● **Dataset rows for apps and sites**
################

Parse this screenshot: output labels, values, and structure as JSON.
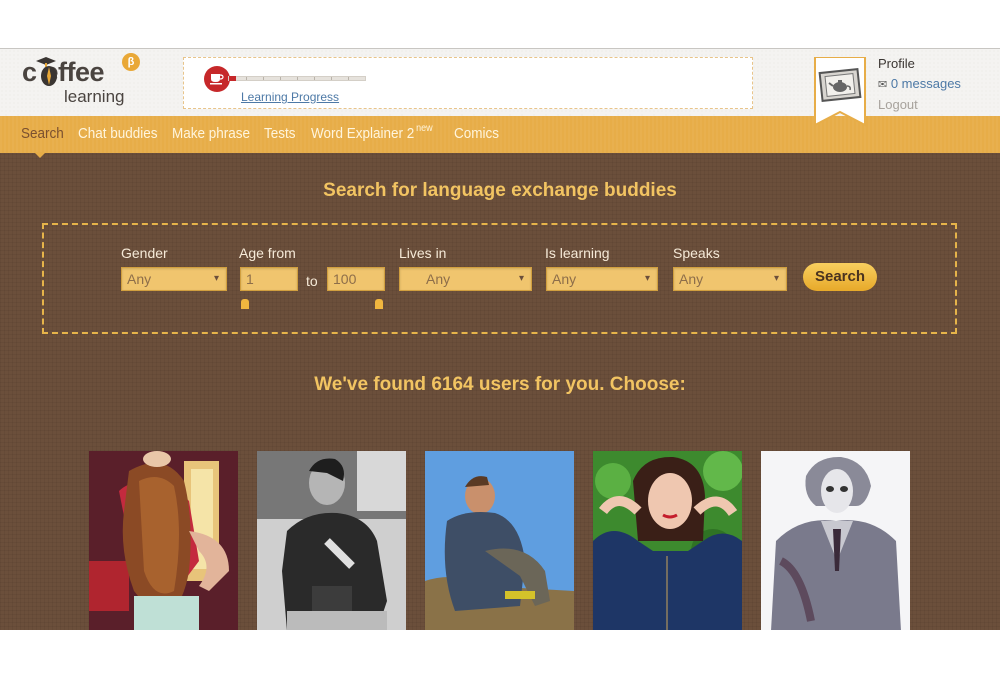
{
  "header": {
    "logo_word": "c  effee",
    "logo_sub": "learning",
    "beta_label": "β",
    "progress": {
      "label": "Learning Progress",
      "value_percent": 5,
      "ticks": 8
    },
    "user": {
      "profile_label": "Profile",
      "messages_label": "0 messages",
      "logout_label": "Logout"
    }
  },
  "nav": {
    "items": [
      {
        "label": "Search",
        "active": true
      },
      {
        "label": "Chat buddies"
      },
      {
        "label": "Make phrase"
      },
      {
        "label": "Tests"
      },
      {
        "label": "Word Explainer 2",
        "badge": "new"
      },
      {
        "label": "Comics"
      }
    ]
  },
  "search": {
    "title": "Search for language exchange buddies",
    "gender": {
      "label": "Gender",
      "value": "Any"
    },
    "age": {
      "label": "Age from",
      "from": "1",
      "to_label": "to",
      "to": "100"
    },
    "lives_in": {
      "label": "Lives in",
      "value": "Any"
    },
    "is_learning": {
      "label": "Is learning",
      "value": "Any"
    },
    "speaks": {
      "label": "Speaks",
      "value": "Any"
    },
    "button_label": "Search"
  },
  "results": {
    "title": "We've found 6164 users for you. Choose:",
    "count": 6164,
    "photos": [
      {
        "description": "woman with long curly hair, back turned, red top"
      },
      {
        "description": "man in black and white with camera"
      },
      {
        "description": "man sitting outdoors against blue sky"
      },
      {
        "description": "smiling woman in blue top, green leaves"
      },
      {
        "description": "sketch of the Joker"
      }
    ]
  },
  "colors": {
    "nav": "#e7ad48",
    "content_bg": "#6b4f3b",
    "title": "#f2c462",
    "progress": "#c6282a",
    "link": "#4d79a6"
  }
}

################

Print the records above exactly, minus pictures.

● **Output**
Parse this screenshot: output labels, values, and structure as JSON.
{
  "header": {
    "logo_word": "c  effee",
    "logo_sub": "learning",
    "beta_label": "β",
    "progress": {
      "label": "Learning Progress",
      "value_percent": 5,
      "ticks": 8
    },
    "user": {
      "profile_label": "Profile",
      "messages_label": "0 messages",
      "logout_label": "Logout"
    }
  },
  "nav": {
    "items": [
      {
        "label": "Search",
        "active": true
      },
      {
        "label": "Chat buddies"
      },
      {
        "label": "Make phrase"
      },
      {
        "label": "Tests"
      },
      {
        "label": "Word Explainer 2",
        "badge": "new"
      },
      {
        "label": "Comics"
      }
    ]
  },
  "search": {
    "title": "Search for language exchange buddies",
    "gender": {
      "label": "Gender",
      "value": "Any"
    },
    "age": {
      "label": "Age from",
      "from": "1",
      "to_label": "to",
      "to": "100"
    },
    "lives_in": {
      "label": "Lives in",
      "value": "Any"
    },
    "is_learning": {
      "label": "Is learning",
      "value": "Any"
    },
    "speaks": {
      "label": "Speaks",
      "value": "Any"
    },
    "button_label": "Search"
  },
  "results": {
    "title": "We've found 6164 users for you. Choose:",
    "count": 6164,
    "photos": [
      {
        "description": "woman with long curly hair, back turned, red top"
      },
      {
        "description": "man in black and white with camera"
      },
      {
        "description": "man sitting outdoors against blue sky"
      },
      {
        "description": "smiling woman in blue top, green leaves"
      },
      {
        "description": "sketch of the Joker"
      }
    ]
  },
  "colors": {
    "nav": "#e7ad48",
    "content_bg": "#6b4f3b",
    "title": "#f2c462",
    "progress": "#c6282a",
    "link": "#4d79a6"
  }
}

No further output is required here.